=== Activity ===
Give only the number of lines in the records below that contain the word "popularity".

=== Material provided ===
━━━━━━━━━━━━━━━━━━━━

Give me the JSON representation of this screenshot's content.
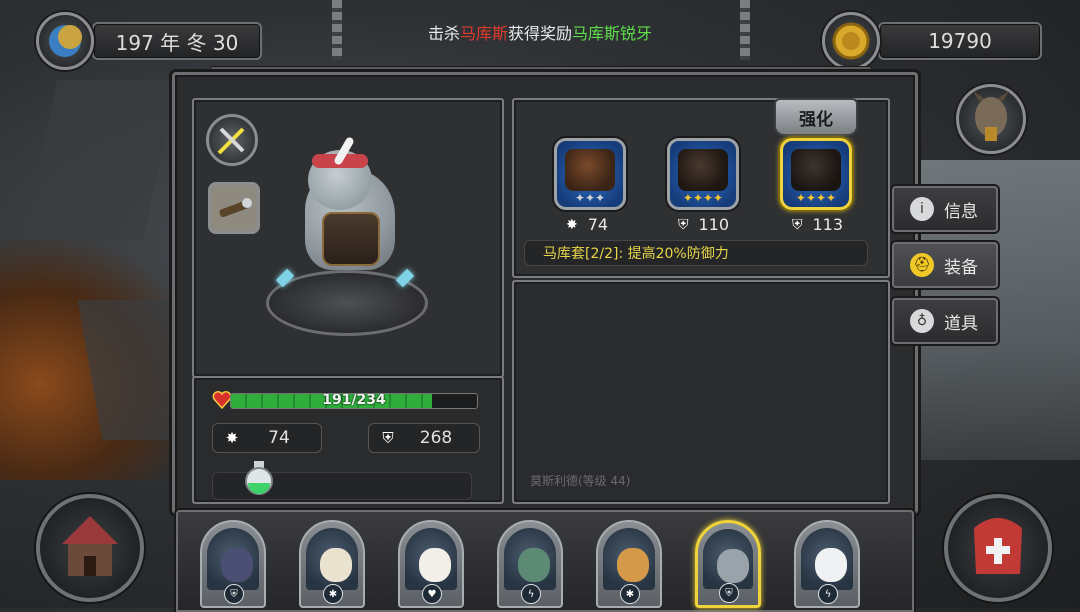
{
  "top_bar": {
    "date_text": "197 年 冬 30",
    "gold_amount": "19790",
    "kill_message": {
      "prefix": "击杀",
      "enemy": "马库斯",
      "middle": "获得奖励",
      "reward": "马库斯锐牙"
    }
  },
  "hero_panel": {
    "hp_text": "191/234",
    "hp_fraction": 0.816,
    "attack": "74",
    "defense": "268"
  },
  "equipment": {
    "enhance_label": "强化",
    "slots": [
      {
        "name": "weapon",
        "stars": 3,
        "star_color": "silver",
        "stat_icon": "attack-icon",
        "stat_value": "74",
        "selected": false
      },
      {
        "name": "armor",
        "stars": 4,
        "star_color": "gold",
        "stat_icon": "defense-icon",
        "stat_value": "110",
        "selected": false
      },
      {
        "name": "helmet",
        "stars": 4,
        "star_color": "gold",
        "stat_icon": "defense-icon",
        "stat_value": "113",
        "selected": true
      }
    ],
    "set_bonus": "马库套[2/2]: 提高20%防御力",
    "item_hint": "莫斯利德(等级 44)"
  },
  "side_tabs": [
    {
      "label": "信息",
      "icon": "info-icon",
      "active": false
    },
    {
      "label": "装备",
      "icon": "helmet-icon",
      "active": true
    },
    {
      "label": "道具",
      "icon": "potion-icon",
      "active": false
    }
  ],
  "roster": [
    {
      "hero": "boar",
      "class_icon": "shield-class-icon",
      "selected": false,
      "color": "#4b4f74"
    },
    {
      "hero": "eagle",
      "class_icon": "paw-class-icon",
      "selected": false,
      "color": "#e9e2cf"
    },
    {
      "hero": "sheep",
      "class_icon": "heart-class-icon",
      "selected": false,
      "color": "#f2efe8"
    },
    {
      "hero": "crocodile",
      "class_icon": "bolt-class-icon",
      "selected": false,
      "color": "#5d8a74"
    },
    {
      "hero": "giraffe",
      "class_icon": "paw-class-icon",
      "selected": false,
      "color": "#d49a4a"
    },
    {
      "hero": "elephant",
      "class_icon": "shield-class-icon",
      "selected": true,
      "color": "#9aa3a9"
    },
    {
      "hero": "polar-bear",
      "class_icon": "bolt-class-icon",
      "selected": false,
      "color": "#f0f1f2"
    }
  ],
  "colors": {
    "hp_green": "#2fae3c",
    "selected_gold": "#f0d23a",
    "set_bonus_yellow": "#e8d54a",
    "kill_red": "#e03a2c",
    "kill_green": "#5fdc4a"
  }
}
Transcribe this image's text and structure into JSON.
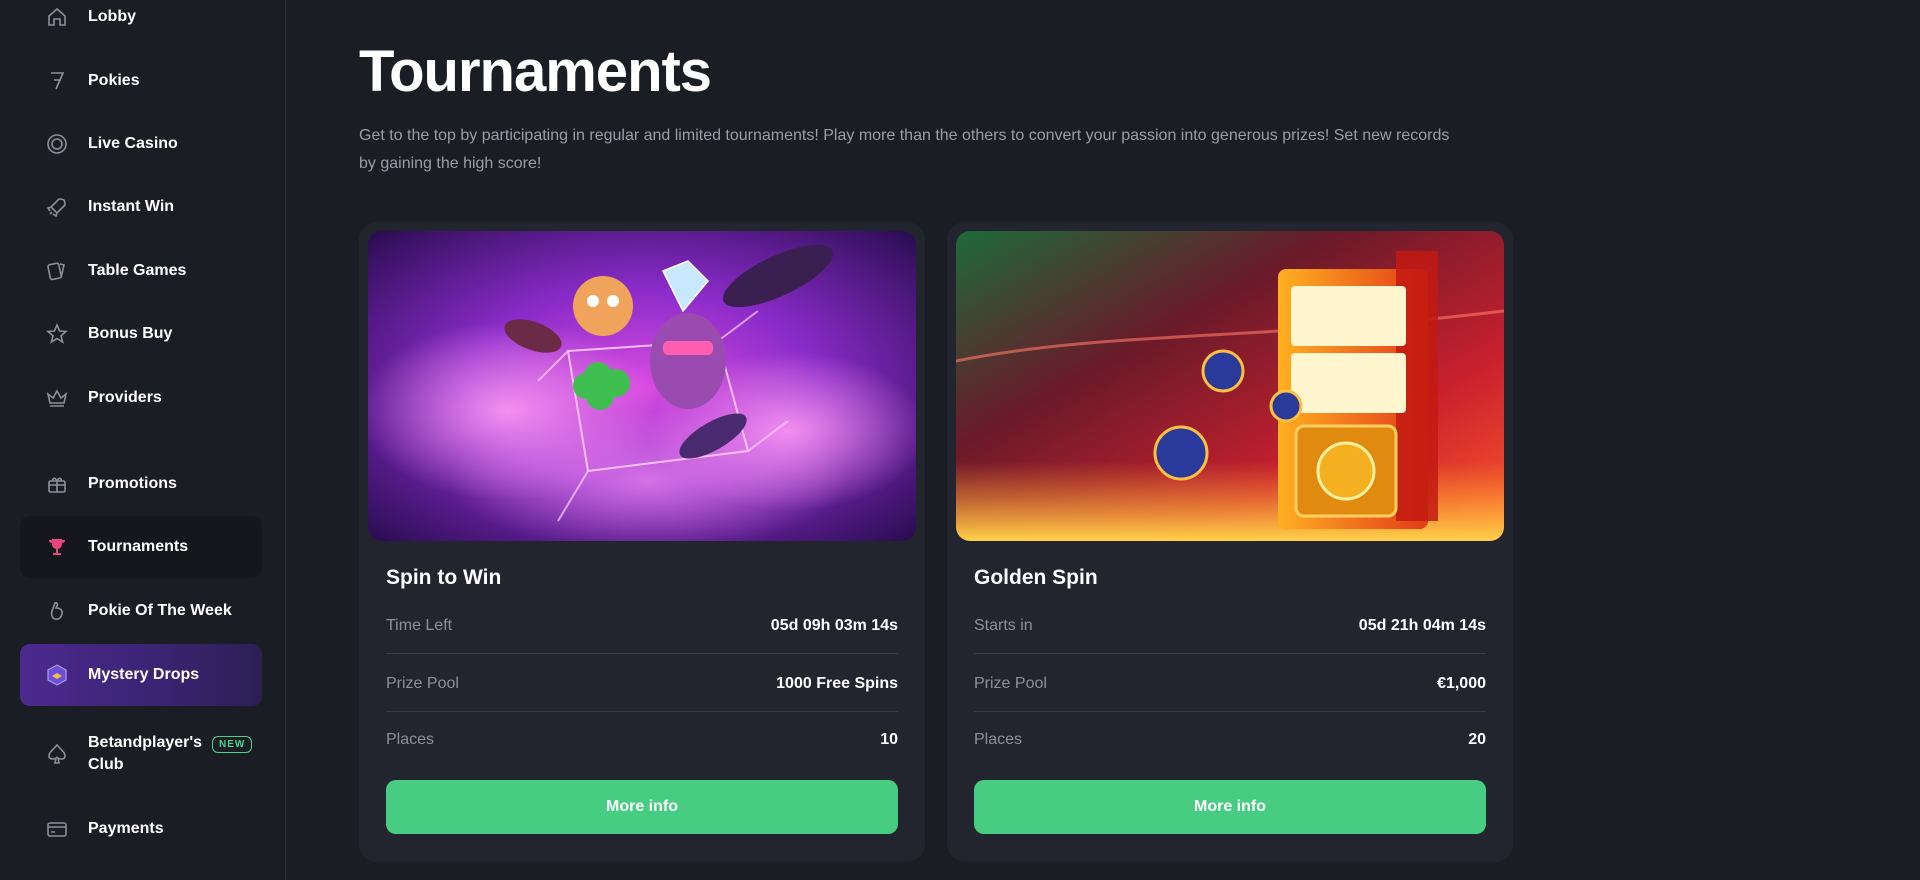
{
  "sidebar": {
    "items": [
      {
        "label": "Lobby",
        "icon": "home-icon"
      },
      {
        "label": "Pokies",
        "icon": "seven-icon"
      },
      {
        "label": "Live Casino",
        "icon": "chip-icon"
      },
      {
        "label": "Instant Win",
        "icon": "rocket-icon"
      },
      {
        "label": "Table Games",
        "icon": "cards-icon"
      },
      {
        "label": "Bonus Buy",
        "icon": "star-icon"
      },
      {
        "label": "Providers",
        "icon": "crown-icon"
      },
      {
        "label": "Promotions",
        "icon": "gift-icon"
      },
      {
        "label": "Tournaments",
        "icon": "trophy-icon"
      },
      {
        "label": "Pokie Of The Week",
        "icon": "hand-icon"
      },
      {
        "label": "Mystery Drops",
        "icon": "mystery-box-icon"
      },
      {
        "label": "Betandplayer's Club",
        "icon": "spade-icon",
        "badge": "NEW"
      },
      {
        "label": "Payments",
        "icon": "card-icon"
      }
    ],
    "active": "Tournaments"
  },
  "main": {
    "title": "Tournaments",
    "description": "Get to the top by participating in regular and limited tournaments! Play more than the others to convert your passion into generous prizes! Set new records by gaining the high score!",
    "cards": [
      {
        "title": "Spin to Win",
        "image": "spin-to-win-banner",
        "rows": [
          {
            "label": "Time Left",
            "value": "05d 09h 03m 14s"
          },
          {
            "label": "Prize Pool",
            "value": "1000 Free Spins"
          },
          {
            "label": "Places",
            "value": "10"
          }
        ],
        "button": "More info"
      },
      {
        "title": "Golden Spin",
        "image": "golden-spin-banner",
        "rows": [
          {
            "label": "Starts in",
            "value": "05d 21h 04m 14s"
          },
          {
            "label": "Prize Pool",
            "value": "€1,000"
          },
          {
            "label": "Places",
            "value": "20"
          }
        ],
        "button": "More info"
      }
    ]
  },
  "colors": {
    "background": "#1b1d24",
    "card": "#22252e",
    "accent_green": "#46cd82",
    "active_icon": "#e8457a",
    "mystery_purple": "#4c2a8f"
  }
}
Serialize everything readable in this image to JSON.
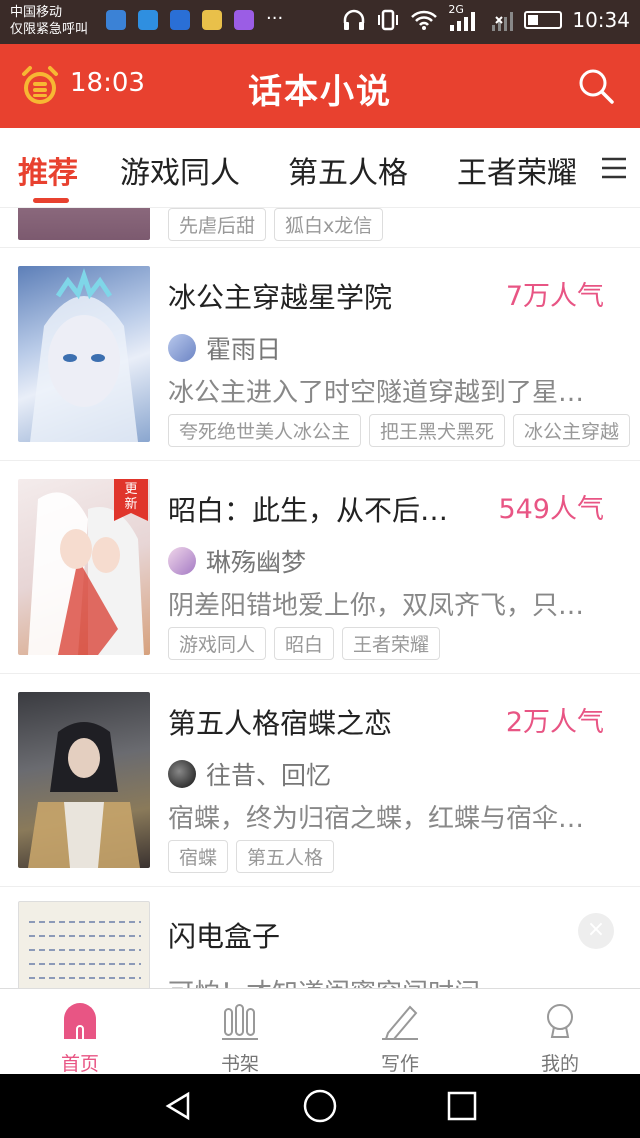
{
  "status_bar": {
    "carrier_line1": "中国移动",
    "carrier_line2": "仅限紧急呼叫",
    "more": "···",
    "network": "2G",
    "time": "10:34"
  },
  "app_bar": {
    "title": "话本小说",
    "timer": "18:03",
    "accent_color": "#e8412f"
  },
  "tabs": [
    {
      "label": "推荐",
      "active": true
    },
    {
      "label": "游戏同人",
      "active": false
    },
    {
      "label": "第五人格",
      "active": false
    },
    {
      "label": "王者荣耀",
      "active": false
    }
  ],
  "partial_tags": [
    "先虐后甜",
    "狐白x龙信"
  ],
  "books": [
    {
      "title": "冰公主穿越星学院",
      "popularity": "7万人气",
      "author": "霍雨日",
      "description": "冰公主进入了时空隧道穿越到了星…",
      "tags": [
        "夸死绝世美人冰公主",
        "把王黑犬黑死",
        "冰公主穿越"
      ]
    },
    {
      "title": "昭白：此生，从不后…",
      "popularity": "549人气",
      "author": "琳殇幽梦",
      "description": "阴差阳错地爱上你，双凤齐飞，只…",
      "tags": [
        "游戏同人",
        "昭白",
        "王者荣耀"
      ],
      "badge": "更新"
    },
    {
      "title": "第五人格宿蝶之恋",
      "popularity": "2万人气",
      "author": "往昔、回忆",
      "description": "宿蝶，终为归宿之蝶，红蝶与宿伞…",
      "tags": [
        "宿蝶",
        "第五人格"
      ]
    },
    {
      "title": "闪电盒子",
      "description_partial": "可怕！才知道闺蜜突闯时间"
    }
  ],
  "bottom_nav": [
    {
      "label": "首页",
      "active": true
    },
    {
      "label": "书架",
      "active": false
    },
    {
      "label": "写作",
      "active": false
    },
    {
      "label": "我的",
      "active": false
    }
  ],
  "colors": {
    "popularity": "#e85584",
    "active_nav": "#e85584"
  }
}
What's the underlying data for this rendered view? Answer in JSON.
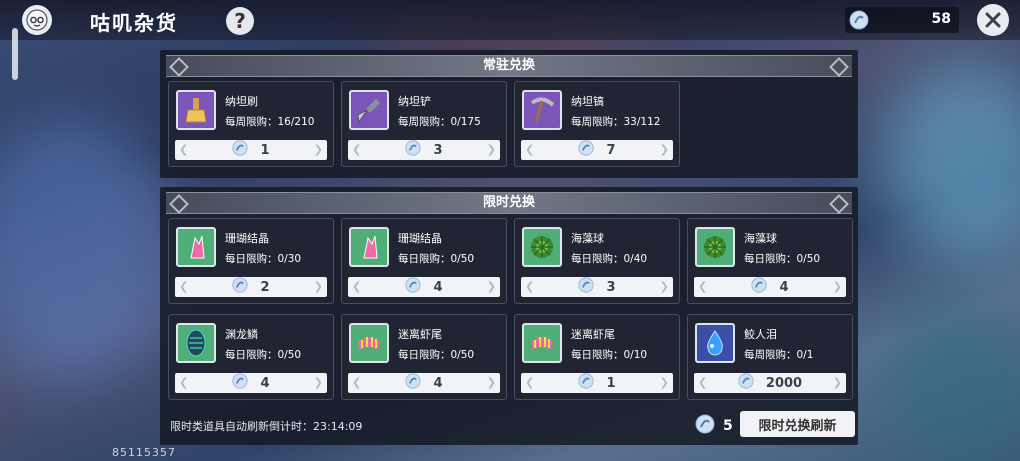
{
  "header": {
    "title": "咕叽杂货",
    "help_label": "?",
    "currency_value": "58"
  },
  "permanent": {
    "title": "常驻兑换",
    "items": [
      {
        "name": "纳坦刷",
        "limit": "每周限购：16/210",
        "price": "1",
        "icon": "brush-icon"
      },
      {
        "name": "纳坦铲",
        "limit": "每周限购：0/175",
        "price": "3",
        "icon": "trowel-icon"
      },
      {
        "name": "纳坦镐",
        "limit": "每周限购：33/112",
        "price": "7",
        "icon": "pickaxe-icon"
      }
    ]
  },
  "limited": {
    "title": "限时兑换",
    "items": [
      {
        "name": "珊瑚结晶",
        "limit": "每日限购：0/30",
        "price": "2",
        "icon": "coral-crystal-icon"
      },
      {
        "name": "珊瑚结晶",
        "limit": "每日限购：0/50",
        "price": "4",
        "icon": "coral-crystal-icon"
      },
      {
        "name": "海藻球",
        "limit": "每日限购：0/40",
        "price": "3",
        "icon": "seaweed-ball-icon"
      },
      {
        "name": "海藻球",
        "limit": "每日限购：0/50",
        "price": "4",
        "icon": "seaweed-ball-icon"
      },
      {
        "name": "渊龙鳞",
        "limit": "每日限购：0/50",
        "price": "4",
        "icon": "dragon-scale-icon"
      },
      {
        "name": "迷离虾尾",
        "limit": "每日限购：0/50",
        "price": "4",
        "icon": "shrimp-tail-icon"
      },
      {
        "name": "迷离虾尾",
        "limit": "每日限购：0/10",
        "price": "1",
        "icon": "shrimp-tail-icon"
      },
      {
        "name": "鲛人泪",
        "limit": "每周限购：0/1",
        "price": "2000",
        "icon": "mermaid-tear-icon"
      }
    ]
  },
  "footer": {
    "countdown": "限时类道具自动刷新倒计时：23:14:09",
    "refresh_cost": "5",
    "refresh_label": "限时兑换刷新",
    "uid": "85115357"
  },
  "colors": {
    "panel": "#161a26",
    "card": "#222634",
    "price_bg": "#f2f3f6"
  }
}
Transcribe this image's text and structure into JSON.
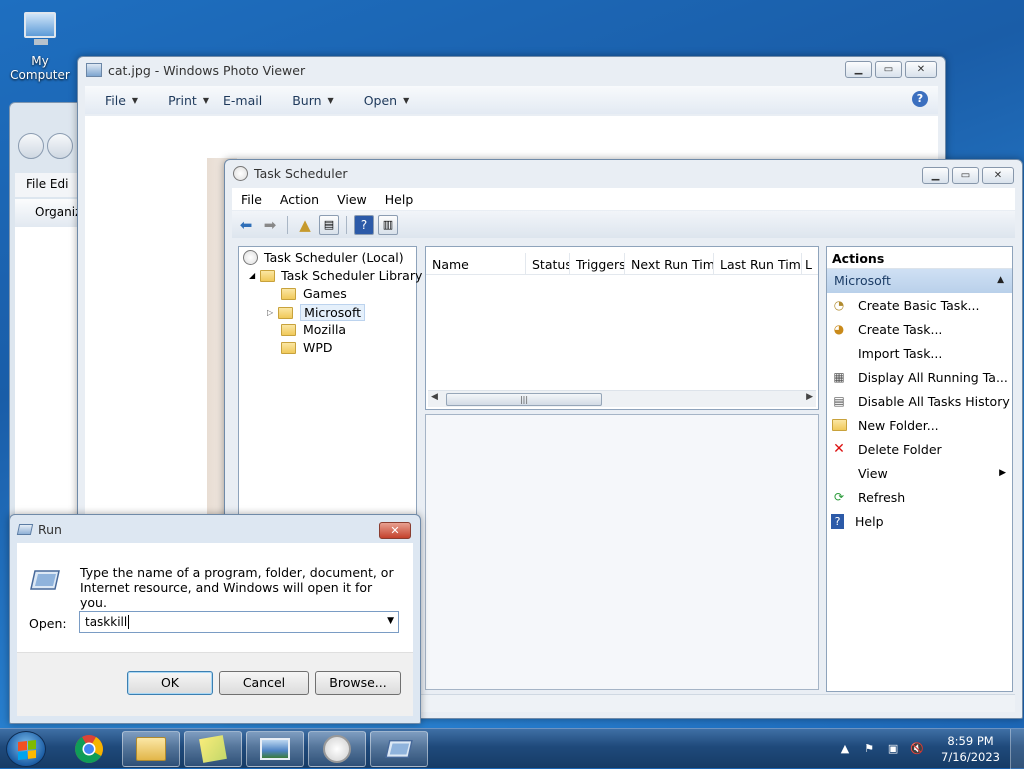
{
  "desktop": {
    "icons": [
      {
        "label": "My Computer",
        "icon": "computer-icon"
      }
    ]
  },
  "explorer": {
    "menu": "File   Edi",
    "organize": "Organize"
  },
  "photo_viewer": {
    "title": "cat.jpg - Windows Photo Viewer",
    "toolbar": {
      "file": "File",
      "print": "Print",
      "email": "E-mail",
      "burn": "Burn",
      "open": "Open"
    },
    "help_glyph": "?"
  },
  "task_scheduler": {
    "title": "Task Scheduler",
    "menu": {
      "file": "File",
      "action": "Action",
      "view": "View",
      "help": "Help"
    },
    "tree": {
      "root": "Task Scheduler (Local)",
      "library": "Task Scheduler Library",
      "folders": [
        "Games",
        "Microsoft",
        "Mozilla",
        "WPD"
      ],
      "selected": "Microsoft"
    },
    "columns": [
      "Name",
      "Status",
      "Triggers",
      "Next Run Time",
      "Last Run Time",
      "L"
    ],
    "actions": {
      "header": "Actions",
      "group": "Microsoft",
      "items": [
        {
          "label": "Create Basic Task...",
          "icon": "create-basic-task-icon"
        },
        {
          "label": "Create Task...",
          "icon": "create-task-icon"
        },
        {
          "label": "Import Task...",
          "icon": ""
        },
        {
          "label": "Display All Running Ta...",
          "icon": "running-tasks-icon"
        },
        {
          "label": "Disable All Tasks History",
          "icon": "history-icon"
        },
        {
          "label": "New Folder...",
          "icon": "new-folder-icon"
        },
        {
          "label": "Delete Folder",
          "icon": "delete-icon"
        },
        {
          "label": "View",
          "icon": ""
        },
        {
          "label": "Refresh",
          "icon": "refresh-icon"
        },
        {
          "label": "Help",
          "icon": "help-icon"
        }
      ]
    }
  },
  "run_dialog": {
    "title": "Run",
    "prompt": "Type the name of a program, folder, document, or Internet resource, and Windows will open it for you.",
    "open_label": "Open:",
    "input_value": "taskkill",
    "buttons": {
      "ok": "OK",
      "cancel": "Cancel",
      "browse": "Browse..."
    }
  },
  "taskbar": {
    "time": "8:59 PM",
    "date": "7/16/2023",
    "pinned": [
      "chrome-icon",
      "file-explorer-icon",
      "sticky-notes-icon",
      "photo-viewer-icon",
      "task-scheduler-icon",
      "run-icon"
    ]
  },
  "colors": {
    "accent": "#3c7fb1",
    "close_red": "#c4412c",
    "taskbar": "#1f4a7b"
  }
}
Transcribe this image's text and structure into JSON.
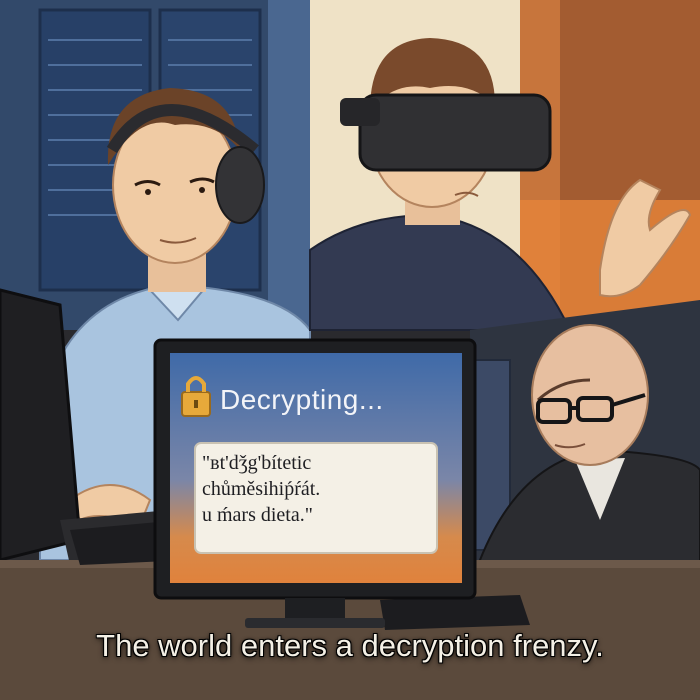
{
  "screen": {
    "status_text": "Decrypting...",
    "lock_icon": "lock-icon",
    "message_lines": [
      "\"ʙt'dǯg'bítetic",
      "chůměsihiṕŕát.",
      "u ḿars dieta.\""
    ]
  },
  "caption": "The world enters a decryption frenzy.",
  "colors": {
    "screen_blue": "#3f6aa8",
    "screen_orange": "#e0823c",
    "lock_gold": "#e7a93a",
    "caption_text": "#f4f0e6"
  }
}
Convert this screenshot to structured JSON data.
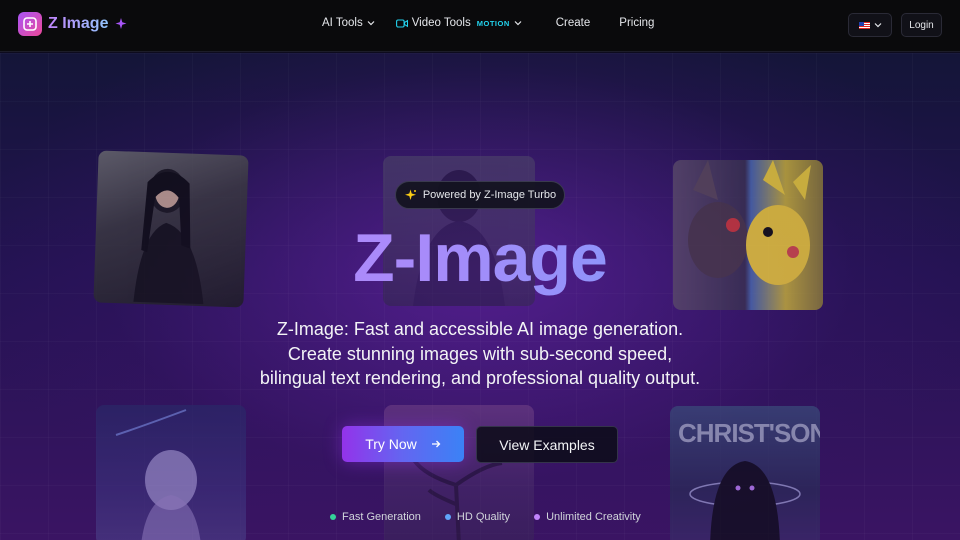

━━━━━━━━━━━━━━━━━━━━

=== Solution for this task ===
4